Elephant shrews in Goegap
By Annette Wiedon and Carsten Schradin

The small animal is sniffing excited with its trunk like extended nose – by observing this you see easily what gave the elephant shrew its name. The elephant shrew entered the trap and is now waiting for the things to come. All this excitement is in vain. It is simply taken out of the trap, weight and sexed. To identify it during later trapping sessions it gets an ear tag with a number on it. That’s it and the elephant shrew can be released back into the vastness of Namaqualand
The species occurring at our field site in the Goegap Nature Reserve is the round-eared elephant shrew (Macroscelides proboscideus). Despite the length of the name and nose it is measuring just 23 cm from nose to tail. Adults can weigh up to 45 g. We trap mainly for striped mice, but sometimes elephant shrews go into the traps as well.
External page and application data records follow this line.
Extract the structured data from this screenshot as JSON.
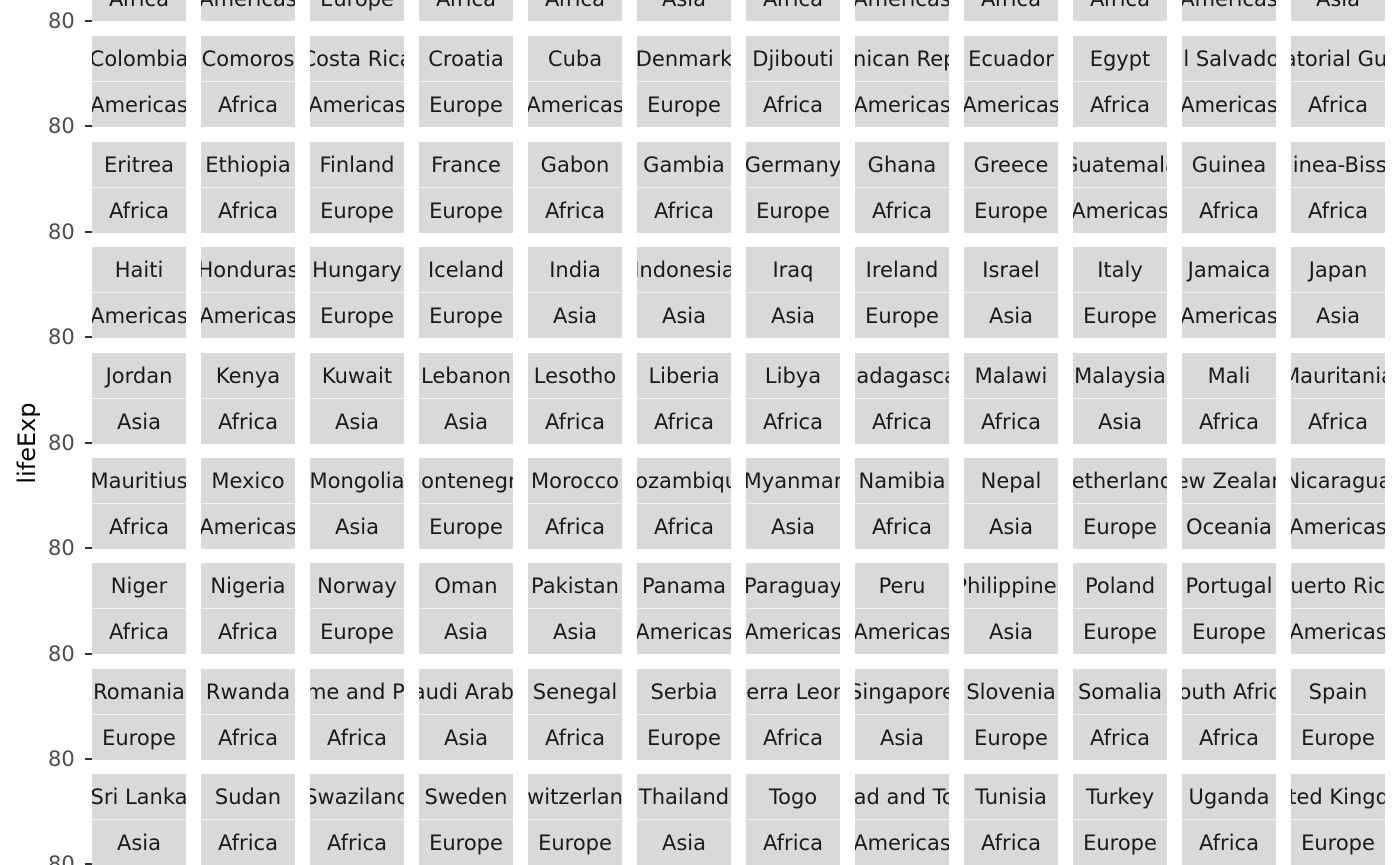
{
  "chart_data": {
    "type": "line",
    "title": "",
    "ylabel": "lifeExp",
    "facet_labels": [
      {
        "country": "",
        "continent": "Africa"
      },
      {
        "country": "",
        "continent": "Americas"
      },
      {
        "country": "",
        "continent": "Europe"
      },
      {
        "country": "",
        "continent": "Africa"
      },
      {
        "country": "",
        "continent": "Africa"
      },
      {
        "country": "",
        "continent": "Asia"
      },
      {
        "country": "",
        "continent": "Africa"
      },
      {
        "country": "",
        "continent": "Americas"
      },
      {
        "country": "",
        "continent": "Africa"
      },
      {
        "country": "",
        "continent": "Africa"
      },
      {
        "country": "",
        "continent": "Americas"
      },
      {
        "country": "",
        "continent": "Asia"
      },
      {
        "country": "Colombia",
        "continent": "Americas"
      },
      {
        "country": "Comoros",
        "continent": "Africa"
      },
      {
        "country": "Costa Rica",
        "continent": "Americas"
      },
      {
        "country": "Croatia",
        "continent": "Europe"
      },
      {
        "country": "Cuba",
        "continent": "Americas"
      },
      {
        "country": "Denmark",
        "continent": "Europe"
      },
      {
        "country": "Djibouti",
        "continent": "Africa"
      },
      {
        "country": "Dominican Republic",
        "continent": "Americas"
      },
      {
        "country": "Ecuador",
        "continent": "Americas"
      },
      {
        "country": "Egypt",
        "continent": "Africa"
      },
      {
        "country": "El Salvador",
        "continent": "Americas"
      },
      {
        "country": "Equatorial Guinea",
        "continent": "Africa"
      },
      {
        "country": "Eritrea",
        "continent": "Africa"
      },
      {
        "country": "Ethiopia",
        "continent": "Africa"
      },
      {
        "country": "Finland",
        "continent": "Europe"
      },
      {
        "country": "France",
        "continent": "Europe"
      },
      {
        "country": "Gabon",
        "continent": "Africa"
      },
      {
        "country": "Gambia",
        "continent": "Africa"
      },
      {
        "country": "Germany",
        "continent": "Europe"
      },
      {
        "country": "Ghana",
        "continent": "Africa"
      },
      {
        "country": "Greece",
        "continent": "Europe"
      },
      {
        "country": "Guatemala",
        "continent": "Americas"
      },
      {
        "country": "Guinea",
        "continent": "Africa"
      },
      {
        "country": "Guinea-Bissau",
        "continent": "Africa"
      },
      {
        "country": "Haiti",
        "continent": "Americas"
      },
      {
        "country": "Honduras",
        "continent": "Americas"
      },
      {
        "country": "Hungary",
        "continent": "Europe"
      },
      {
        "country": "Iceland",
        "continent": "Europe"
      },
      {
        "country": "India",
        "continent": "Asia"
      },
      {
        "country": "Indonesia",
        "continent": "Asia"
      },
      {
        "country": "Iraq",
        "continent": "Asia"
      },
      {
        "country": "Ireland",
        "continent": "Europe"
      },
      {
        "country": "Israel",
        "continent": "Asia"
      },
      {
        "country": "Italy",
        "continent": "Europe"
      },
      {
        "country": "Jamaica",
        "continent": "Americas"
      },
      {
        "country": "Japan",
        "continent": "Asia"
      },
      {
        "country": "Jordan",
        "continent": "Asia"
      },
      {
        "country": "Kenya",
        "continent": "Africa"
      },
      {
        "country": "Kuwait",
        "continent": "Asia"
      },
      {
        "country": "Lebanon",
        "continent": "Asia"
      },
      {
        "country": "Lesotho",
        "continent": "Africa"
      },
      {
        "country": "Liberia",
        "continent": "Africa"
      },
      {
        "country": "Libya",
        "continent": "Africa"
      },
      {
        "country": "Madagascar",
        "continent": "Africa"
      },
      {
        "country": "Malawi",
        "continent": "Africa"
      },
      {
        "country": "Malaysia",
        "continent": "Asia"
      },
      {
        "country": "Mali",
        "continent": "Africa"
      },
      {
        "country": "Mauritania",
        "continent": "Africa"
      },
      {
        "country": "Mauritius",
        "continent": "Africa"
      },
      {
        "country": "Mexico",
        "continent": "Americas"
      },
      {
        "country": "Mongolia",
        "continent": "Asia"
      },
      {
        "country": "Montenegro",
        "continent": "Europe"
      },
      {
        "country": "Morocco",
        "continent": "Africa"
      },
      {
        "country": "Mozambique",
        "continent": "Africa"
      },
      {
        "country": "Myanmar",
        "continent": "Asia"
      },
      {
        "country": "Namibia",
        "continent": "Africa"
      },
      {
        "country": "Nepal",
        "continent": "Asia"
      },
      {
        "country": "Netherlands",
        "continent": "Europe"
      },
      {
        "country": "New Zealand",
        "continent": "Oceania"
      },
      {
        "country": "Nicaragua",
        "continent": "Americas"
      },
      {
        "country": "Niger",
        "continent": "Africa"
      },
      {
        "country": "Nigeria",
        "continent": "Africa"
      },
      {
        "country": "Norway",
        "continent": "Europe"
      },
      {
        "country": "Oman",
        "continent": "Asia"
      },
      {
        "country": "Pakistan",
        "continent": "Asia"
      },
      {
        "country": "Panama",
        "continent": "Americas"
      },
      {
        "country": "Paraguay",
        "continent": "Americas"
      },
      {
        "country": "Peru",
        "continent": "Americas"
      },
      {
        "country": "Philippines",
        "continent": "Asia"
      },
      {
        "country": "Poland",
        "continent": "Europe"
      },
      {
        "country": "Portugal",
        "continent": "Europe"
      },
      {
        "country": "Puerto Rico",
        "continent": "Americas"
      },
      {
        "country": "Romania",
        "continent": "Europe"
      },
      {
        "country": "Rwanda",
        "continent": "Africa"
      },
      {
        "country": "Sao Tome and Principe",
        "continent": "Africa"
      },
      {
        "country": "Saudi Arabia",
        "continent": "Asia"
      },
      {
        "country": "Senegal",
        "continent": "Africa"
      },
      {
        "country": "Serbia",
        "continent": "Europe"
      },
      {
        "country": "Sierra Leone",
        "continent": "Africa"
      },
      {
        "country": "Singapore",
        "continent": "Asia"
      },
      {
        "country": "Slovenia",
        "continent": "Europe"
      },
      {
        "country": "Somalia",
        "continent": "Africa"
      },
      {
        "country": "South Africa",
        "continent": "Africa"
      },
      {
        "country": "Spain",
        "continent": "Europe"
      },
      {
        "country": "Sri Lanka",
        "continent": "Asia"
      },
      {
        "country": "Sudan",
        "continent": "Africa"
      },
      {
        "country": "Swaziland",
        "continent": "Africa"
      },
      {
        "country": "Sweden",
        "continent": "Europe"
      },
      {
        "country": "Switzerland",
        "continent": "Europe"
      },
      {
        "country": "Thailand",
        "continent": "Asia"
      },
      {
        "country": "Togo",
        "continent": "Africa"
      },
      {
        "country": "Trinidad and Tobago",
        "continent": "Americas"
      },
      {
        "country": "Tunisia",
        "continent": "Africa"
      },
      {
        "country": "Turkey",
        "continent": "Europe"
      },
      {
        "country": "Uganda",
        "continent": "Africa"
      },
      {
        "country": "United Kingdom",
        "continent": "Europe"
      }
    ],
    "y_tick_label": "80",
    "strip_color": "#d9d9d9",
    "text_color": "#1a1a1a",
    "grid": false
  }
}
As we plan studies about this species in the near future, data of the trapped individuals are already collected. If you continue reading, you will find some interesting details about this species!
Elephant shrews occur only in Africa and here mainly South of the Sahara desert. They belong to the order Macroscelidea although for a long time they were wrongly classified as insectivore. However, besides of ants, spiders, termites and other small invertebrates they also feed on green parts of plants, young roots and fruits. Now they are regarded as omnivores. The herbal part of the diet is about 50%. In winter months, when insects are hardly found, the herbal part can even rise up to 60%. Each food item is first collected in the cheek pouches and eaten later in a safe hiding place. Elephant shrews do not need to drink. They cover their water requirements with the food. The specialized caecum helps to minimize water loss over excretion.
For refuge elephant shrews prefer holes in the ground which either already exist or are burrowed by themselves, especially if the ground consists of sandy and loose material. But also dense shrubs or crevices can offer refuge to them. They usually live alone in their shelter, which is why they could be wrongly specified as a solitary species. However, in fact they are monogamous. One pair shares a territory and defends it against other pairs. But there is no pair bond and the pair spends only very little time together. Social contacts appear just for short periods, e.g. for mating or while a mother is rearing her pubs.
Elephant shrews frequently change their dwellings. By doing this the animals are moving very fast with a ricochetal locomotion and they can reach speeds up to 20 km/h. In contrast, foraging is rather slow.
Elephant shrews are active both at night and during the day, but their activity is highest during dawn and dusk. The reasons for this could be a better protection of predators as well as the possibility to minimize water loss by avoiding the high temperatures during hot summer days. The high flexibiliy in their activity and as well their special foraging behaviour reflect the tolerance to the occupied habitats which are usually arid or semi-arid.
One special feature of Macroscelides proboscideus is the ability to fall into torpor. That means, the elephant shrews are able to reduce significantly their metabolic rate and body temperature, in some extreme cases even down to 10°C! The torpor is initiated during cold winter nights and in the case of acute food deficiency to keep energy demands as low as possible. The animal can stay in this low energy-level for a maximum of 18 hours and the reactivation seems to be synchronized with the sunset. The exploitation of radiant heat plays an important role for passive rewarming.
The reproduction is not restricted to a few months, like it is the case for most of the mammals, but can occur around the whole year. Most of the juveniles (77%) trapped by Bernard et al. (1995) are nevertheless trapped in the months september til february. So the reproduction at least seems to have a seasonal trend. The researchers provide for this an indirect coherence to the intake of calcium over fresh plant material in sping. Calcium plays an important role for pregnancy and especially for nursing the pubs.


In 2009, Melanie Schubert finished her PhD thesis about elephant shrews at the University of Bayreuth, Germany. Two publications arose from this work:

  1. Schubert, M., Pillay, N., Ribble, D. O. & Schradin, C. 2009. The Round-Eared Sengi and the Evolution of Social Monogamy: Factors that Constrain Males to Live with a Single Female. Ethology, 115, 972-985.
  2. Schubert, M., Schradin, C., Rödel, H. G., Pillay, N. & Ribble, D. O. 2009. Male mate guarding in a socially monogamous mammal, the round-eared sengi: on costs and trade-offs. Behav Ecol Sociobiol, 64, 257-264.